• **Data provided**:
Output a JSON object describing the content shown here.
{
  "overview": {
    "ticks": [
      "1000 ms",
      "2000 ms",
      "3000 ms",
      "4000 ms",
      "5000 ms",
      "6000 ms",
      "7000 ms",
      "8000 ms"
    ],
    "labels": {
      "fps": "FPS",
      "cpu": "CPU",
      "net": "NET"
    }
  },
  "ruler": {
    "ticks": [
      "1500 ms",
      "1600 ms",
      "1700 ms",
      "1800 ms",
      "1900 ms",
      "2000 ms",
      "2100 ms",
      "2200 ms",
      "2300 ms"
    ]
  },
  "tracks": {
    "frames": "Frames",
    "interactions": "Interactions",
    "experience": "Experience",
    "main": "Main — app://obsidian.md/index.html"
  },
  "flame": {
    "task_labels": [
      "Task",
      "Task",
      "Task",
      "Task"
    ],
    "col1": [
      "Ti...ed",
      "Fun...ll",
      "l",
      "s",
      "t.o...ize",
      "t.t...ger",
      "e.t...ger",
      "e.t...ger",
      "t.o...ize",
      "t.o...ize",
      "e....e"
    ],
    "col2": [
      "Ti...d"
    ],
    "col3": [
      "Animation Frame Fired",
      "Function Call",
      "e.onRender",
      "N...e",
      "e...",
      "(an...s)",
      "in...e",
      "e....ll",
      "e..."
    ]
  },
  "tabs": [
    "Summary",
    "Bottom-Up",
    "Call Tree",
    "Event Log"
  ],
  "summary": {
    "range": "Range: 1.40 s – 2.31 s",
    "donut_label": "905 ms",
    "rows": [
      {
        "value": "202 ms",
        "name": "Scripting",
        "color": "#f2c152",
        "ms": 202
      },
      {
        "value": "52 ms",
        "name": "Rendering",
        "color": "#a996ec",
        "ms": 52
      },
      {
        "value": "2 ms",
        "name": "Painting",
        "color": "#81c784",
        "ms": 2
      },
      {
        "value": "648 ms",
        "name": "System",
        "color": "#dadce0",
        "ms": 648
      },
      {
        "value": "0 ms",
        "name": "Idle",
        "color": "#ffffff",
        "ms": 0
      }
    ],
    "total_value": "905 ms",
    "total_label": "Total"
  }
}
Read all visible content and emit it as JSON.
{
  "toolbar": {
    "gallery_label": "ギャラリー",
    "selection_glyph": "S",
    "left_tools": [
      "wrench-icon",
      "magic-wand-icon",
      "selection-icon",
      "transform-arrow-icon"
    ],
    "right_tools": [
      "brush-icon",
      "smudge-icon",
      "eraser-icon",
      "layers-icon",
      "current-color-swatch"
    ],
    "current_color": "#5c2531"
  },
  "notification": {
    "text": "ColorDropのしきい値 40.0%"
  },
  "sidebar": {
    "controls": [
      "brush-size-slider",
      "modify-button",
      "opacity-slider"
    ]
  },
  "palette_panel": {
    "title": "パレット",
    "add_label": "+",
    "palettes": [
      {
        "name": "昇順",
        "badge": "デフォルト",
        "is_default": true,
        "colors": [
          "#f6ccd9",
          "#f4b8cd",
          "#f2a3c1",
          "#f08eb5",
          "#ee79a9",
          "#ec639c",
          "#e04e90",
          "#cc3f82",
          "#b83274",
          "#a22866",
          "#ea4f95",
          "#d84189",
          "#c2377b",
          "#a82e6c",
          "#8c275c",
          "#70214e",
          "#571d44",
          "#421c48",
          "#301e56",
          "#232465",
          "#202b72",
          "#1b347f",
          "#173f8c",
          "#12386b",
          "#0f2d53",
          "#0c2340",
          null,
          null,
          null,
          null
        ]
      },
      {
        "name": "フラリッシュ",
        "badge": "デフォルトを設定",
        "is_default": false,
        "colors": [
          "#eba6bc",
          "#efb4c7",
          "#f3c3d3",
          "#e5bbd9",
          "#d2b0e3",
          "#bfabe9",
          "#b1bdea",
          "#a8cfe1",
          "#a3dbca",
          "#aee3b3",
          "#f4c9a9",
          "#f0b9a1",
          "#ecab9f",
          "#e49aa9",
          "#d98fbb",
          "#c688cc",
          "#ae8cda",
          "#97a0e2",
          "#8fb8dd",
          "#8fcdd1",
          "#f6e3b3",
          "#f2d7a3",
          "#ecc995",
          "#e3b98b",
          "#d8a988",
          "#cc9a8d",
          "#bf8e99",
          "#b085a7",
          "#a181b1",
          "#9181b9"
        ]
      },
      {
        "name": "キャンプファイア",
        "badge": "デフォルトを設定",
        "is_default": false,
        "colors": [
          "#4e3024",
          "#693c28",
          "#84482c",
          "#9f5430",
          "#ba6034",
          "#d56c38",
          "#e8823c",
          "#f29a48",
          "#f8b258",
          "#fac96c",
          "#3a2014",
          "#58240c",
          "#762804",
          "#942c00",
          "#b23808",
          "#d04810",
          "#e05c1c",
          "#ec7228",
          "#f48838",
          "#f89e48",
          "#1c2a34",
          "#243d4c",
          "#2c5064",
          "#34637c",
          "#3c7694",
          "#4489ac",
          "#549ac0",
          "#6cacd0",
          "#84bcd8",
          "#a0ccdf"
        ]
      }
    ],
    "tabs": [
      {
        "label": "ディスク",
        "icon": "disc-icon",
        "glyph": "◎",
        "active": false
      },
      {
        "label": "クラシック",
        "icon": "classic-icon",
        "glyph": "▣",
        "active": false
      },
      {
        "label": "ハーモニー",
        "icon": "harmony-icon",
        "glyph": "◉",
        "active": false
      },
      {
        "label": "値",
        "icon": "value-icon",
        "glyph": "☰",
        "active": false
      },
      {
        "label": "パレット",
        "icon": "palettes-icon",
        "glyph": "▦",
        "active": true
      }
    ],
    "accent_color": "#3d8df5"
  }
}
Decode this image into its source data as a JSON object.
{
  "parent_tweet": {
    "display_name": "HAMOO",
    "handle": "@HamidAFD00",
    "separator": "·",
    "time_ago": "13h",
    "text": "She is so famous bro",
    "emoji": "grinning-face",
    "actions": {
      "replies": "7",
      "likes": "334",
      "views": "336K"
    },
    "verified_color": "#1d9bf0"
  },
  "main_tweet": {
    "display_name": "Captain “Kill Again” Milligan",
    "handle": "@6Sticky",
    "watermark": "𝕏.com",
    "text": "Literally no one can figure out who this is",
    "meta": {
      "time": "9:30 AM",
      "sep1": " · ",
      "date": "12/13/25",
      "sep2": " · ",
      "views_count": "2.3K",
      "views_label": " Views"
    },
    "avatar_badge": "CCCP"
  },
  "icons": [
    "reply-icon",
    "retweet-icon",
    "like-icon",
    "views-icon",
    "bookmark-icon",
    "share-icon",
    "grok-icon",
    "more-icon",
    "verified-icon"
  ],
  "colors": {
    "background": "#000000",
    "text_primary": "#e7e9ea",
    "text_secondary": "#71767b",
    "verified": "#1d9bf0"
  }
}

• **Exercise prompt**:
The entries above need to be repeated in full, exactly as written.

• **Output for this task**:
Output a JSON object describing the content shown here.
{
  "overview": {
    "ticks": [
      "1000 ms",
      "2000 ms",
      "3000 ms",
      "4000 ms",
      "5000 ms",
      "6000 ms",
      "7000 ms",
      "8000 ms"
    ],
    "labels": {
      "fps": "FPS",
      "cpu": "CPU",
      "net": "NET"
    }
  },
  "ruler": {
    "ticks": [
      "1500 ms",
      "1600 ms",
      "1700 ms",
      "1800 ms",
      "1900 ms",
      "2000 ms",
      "2100 ms",
      "2200 ms",
      "2300 ms"
    ]
  },
  "tracks": {
    "frames": "Frames",
    "interactions": "Interactions",
    "experience": "Experience",
    "main": "Main — app://obsidian.md/index.html"
  },
  "flame": {
    "task_labels": [
      "Task",
      "Task",
      "Task",
      "Task"
    ],
    "col1": [
      "Ti...ed",
      "Fun...ll",
      "l",
      "s",
      "t.o...ize",
      "t.t...ger",
      "e.t...ger",
      "e.t...ger",
      "t.o...ize",
      "t.o...ize",
      "e....e"
    ],
    "col2": [
      "Ti...d"
    ],
    "col3": [
      "Animation Frame Fired",
      "Function Call",
      "e.onRender",
      "N...e",
      "e...",
      "(an...s)",
      "in...e",
      "e....ll",
      "e..."
    ]
  },
  "tabs": [
    "Summary",
    "Bottom-Up",
    "Call Tree",
    "Event Log"
  ],
  "summary": {
    "range": "Range: 1.40 s – 2.31 s",
    "donut_label": "905 ms",
    "rows": [
      {
        "value": "202 ms",
        "name": "Scripting",
        "color": "#f2c152",
        "ms": 202
      },
      {
        "value": "52 ms",
        "name": "Rendering",
        "color": "#a996ec",
        "ms": 52
      },
      {
        "value": "2 ms",
        "name": "Painting",
        "color": "#81c784",
        "ms": 2
      },
      {
        "value": "648 ms",
        "name": "System",
        "color": "#dadce0",
        "ms": 648
      },
      {
        "value": "0 ms",
        "name": "Idle",
        "color": "#ffffff",
        "ms": 0
      }
    ],
    "total_value": "905 ms",
    "total_label": "Total"
  }
}
Read all visible content and emit it as JSON.
{
  "toolbar": {
    "gallery_label": "ギャラリー",
    "selection_glyph": "S",
    "left_tools": [
      "wrench-icon",
      "magic-wand-icon",
      "selection-icon",
      "transform-arrow-icon"
    ],
    "right_tools": [
      "brush-icon",
      "smudge-icon",
      "eraser-icon",
      "layers-icon",
      "current-color-swatch"
    ],
    "current_color": "#5c2531"
  },
  "notification": {
    "text": "ColorDropのしきい値 40.0%"
  },
  "sidebar": {
    "controls": [
      "brush-size-slider",
      "modify-button",
      "opacity-slider"
    ]
  },
  "palette_panel": {
    "title": "パレット",
    "add_label": "+",
    "palettes": [
      {
        "name": "昇順",
        "badge": "デフォルト",
        "is_default": true,
        "colors": [
          "#f6ccd9",
          "#f4b8cd",
          "#f2a3c1",
          "#f08eb5",
          "#ee79a9",
          "#ec639c",
          "#e04e90",
          "#cc3f82",
          "#b83274",
          "#a22866",
          "#ea4f95",
          "#d84189",
          "#c2377b",
          "#a82e6c",
          "#8c275c",
          "#70214e",
          "#571d44",
          "#421c48",
          "#301e56",
          "#232465",
          "#202b72",
          "#1b347f",
          "#173f8c",
          "#12386b",
          "#0f2d53",
          "#0c2340",
          null,
          null,
          null,
          null
        ]
      },
      {
        "name": "フラリッシュ",
        "badge": "デフォルトを設定",
        "is_default": false,
        "colors": [
          "#eba6bc",
          "#efb4c7",
          "#f3c3d3",
          "#e5bbd9",
          "#d2b0e3",
          "#bfabe9",
          "#b1bdea",
          "#a8cfe1",
          "#a3dbca",
          "#aee3b3",
          "#f4c9a9",
          "#f0b9a1",
          "#ecab9f",
          "#e49aa9",
          "#d98fbb",
          "#c688cc",
          "#ae8cda",
          "#97a0e2",
          "#8fb8dd",
          "#8fcdd1",
          "#f6e3b3",
          "#f2d7a3",
          "#ecc995",
          "#e3b98b",
          "#d8a988",
          "#cc9a8d",
          "#bf8e99",
          "#b085a7",
          "#a181b1",
          "#9181b9"
        ]
      },
      {
        "name": "キャンプファイア",
        "badge": "デフォルトを設定",
        "is_default": false,
        "colors": [
          "#4e3024",
          "#693c28",
          "#84482c",
          "#9f5430",
          "#ba6034",
          "#d56c38",
          "#e8823c",
          "#f29a48",
          "#f8b258",
          "#fac96c",
          "#3a2014",
          "#58240c",
          "#762804",
          "#942c00",
          "#b23808",
          "#d04810",
          "#e05c1c",
          "#ec7228",
          "#f48838",
          "#f89e48",
          "#1c2a34",
          "#243d4c",
          "#2c5064",
          "#34637c",
          "#3c7694",
          "#4489ac",
          "#549ac0",
          "#6cacd0",
          "#84bcd8",
          "#a0ccdf"
        ]
      }
    ],
    "tabs": [
      {
        "label": "ディスク",
        "icon": "disc-icon",
        "glyph": "◎",
        "active": false
      },
      {
        "label": "クラシック",
        "icon": "classic-icon",
        "glyph": "▣",
        "active": false
      },
      {
        "label": "ハーモニー",
        "icon": "harmony-icon",
        "glyph": "◉",
        "active": false
      },
      {
        "label": "値",
        "icon": "value-icon",
        "glyph": "☰",
        "active": false
      },
      {
        "label": "パレット",
        "icon": "palettes-icon",
        "glyph": "▦",
        "active": true
      }
    ],
    "accent_color": "#3d8df5"
  }
}
Decode this image into its source data as a JSON object.
{
  "parent_tweet": {
    "display_name": "HAMOO",
    "handle": "@HamidAFD00",
    "separator": "·",
    "time_ago": "13h",
    "text": "She is so famous bro",
    "emoji": "grinning-face",
    "actions": {
      "replies": "7",
      "likes": "334",
      "views": "336K"
    },
    "verified_color": "#1d9bf0"
  },
  "main_tweet": {
    "display_name": "Captain “Kill Again” Milligan",
    "handle": "@6Sticky",
    "watermark": "𝕏.com",
    "text": "Literally no one can figure out who this is",
    "meta": {
      "time": "9:30 AM",
      "sep1": " · ",
      "date": "12/13/25",
      "sep2": " · ",
      "views_count": "2.3K",
      "views_label": " Views"
    },
    "avatar_badge": "CCCP"
  },
  "icons": [
    "reply-icon",
    "retweet-icon",
    "like-icon",
    "views-icon",
    "bookmark-icon",
    "share-icon",
    "grok-icon",
    "more-icon",
    "verified-icon"
  ],
  "colors": {
    "background": "#000000",
    "text_primary": "#e7e9ea",
    "text_secondary": "#71767b",
    "verified": "#1d9bf0"
  }
}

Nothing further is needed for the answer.